An Open Letter To Springfield from Ralph Plank

An open letter to Springfield from Ralph Plank, former Springfield school board member from 1998-2004 regarding the SPS bond proposal, April 4.

Success in school is the only way most children can have a bright future, and the well being of the community is tied to children’s success. In smaller neighborhood schools kids don’t fall through the cracks. Save them now or pay later when they might be on welfare or in prison.

Neighborhoods bring people together, provide fellowship, give identity, and are a source of pride and safe haven for children and adults. Strong neighborhoods make strong communities. The heart of a neighborhood is its public elementary school.

all students benefit from smaller schools but the impoverished kids especially benefit

54.4% of R12 students receive free and reduced lunch. These students generally have lower achievement than affluent kids. Overwhelming research shows that smaller elementary schools improve academic achievement, attendance and attitudes, while lowering dropouts and negative social behaviors including violence. All kids benefit, but especially impoverished kids. A summary of over 40 years of national research on school size and achievement found that as schools become larger, test scores drop. Elementary schools should be no larger than 300 for impoverished kids and 500 for affluent kids
(Leithwood and Jantzi, (2009), A Review of Empirical Evidence About School Size Effects).…

In 2001 the district contracted with noted researcher Dr. John Alspaugh who ran a scientific study of Springfield’s elementary schools to determine the effect of school size on student achievement that was published nationally in 2003. He found all students benefit from smaller schools but the impoverished kids especially benefit. The impoverished kids had higher achievement in the smallest schools and the larger the school the lower the test scores.

Westport, a high-poverty R12 school with nearly 500 students, has some of the lowest test scores of any elementary. The district is modeling it as both a large impoverished elementary school and K-8 configuration for this bond.

Despite research and Springfield’s experience, in phase 1 & 2 of the bond, the district proposes closing or abandoning 11 smaller high-poverty elementary neighborhood schools with attendance of generally less than 300 and consolidate into schools of 450-500 students and 4 K-8 configurations with total attendance of between 850-900. In addition, they want to expand another 3 smaller impoverished elementaries into 450-500 student mega-schools. This will have a devastating impact on student achievement and neighborhoods. The very neighborhoods the city is spending our money to improve. E.g. Zone 1 Blitz, etc.

Many historic older buildings are actually far superior in their construction methods and materials than new construction

In total they want to abandon 15 buildings that are working schools now, that were just upgraded with new electrical, heating and air conditioning systems that are in bonds we will be paying off for about another decade.

When Doling, a small impoverished neighborhood school was closed in 2001, dozens of owner-occupied homes went up for sale, property values dropped and now there are many rentals.
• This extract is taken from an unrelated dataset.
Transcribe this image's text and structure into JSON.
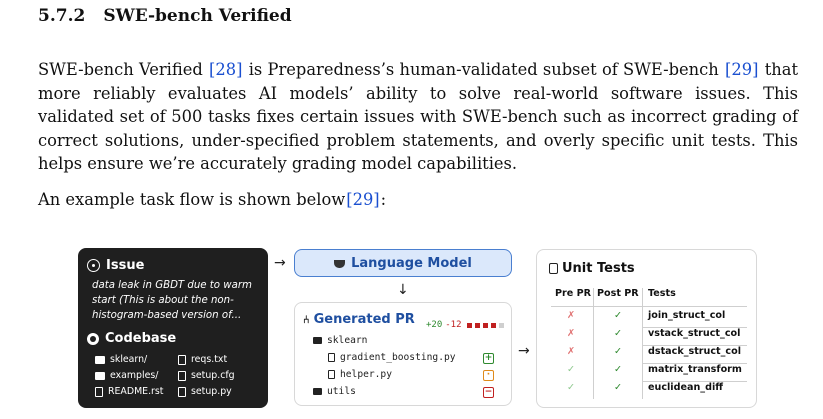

The Doling kids were moved to a larger impoverished Williams and their test scores plummeted. Lower property values mean less money to the district.

Many historic older buildings are actually far superior in their construction methods and materials than new construction and can be updated with the latest technology like Central High School, Drury and Harvard have been.
The district claims that new construction is less expensive than renovation, but never actually ran any numbers. While I was on the board we included Central as part of a bond in 2000. This project is unique in that the original structure was renovated and a large new wing was constructed. Flintco, the construction manager for Central, tracked the costs and renovation was ⅓ the cost of the new construction. Flintco said if land and site improvements were added, the savings would be roughly ½ the cost. Renovation is ⅓ to ½ the cost of new construction. National data reflects this finding.
(Pennsylvania School Boards Association (2007) Renovate or Replace).
It is deeply troubling that the district is proposing abandoning so many neighborhood schools especially considering these are generally in high-poverty areas where we need smaller neighborhood schools.

I think most of us would agree that many of the district buildings have not been properly maintained. The district claims this bond will make the schools more equitable, but it will actually lower the achievement of the impoverished students making it less equitable for them and more costly in their neighborhoods. Please, will you reject this wasteful, misdirected plan? We must demand that R12 develop a less expensive plan to renovate and support our existing neighborhood schools, thereby making stronger neighborhoods and a stronger community that truly benefits the students.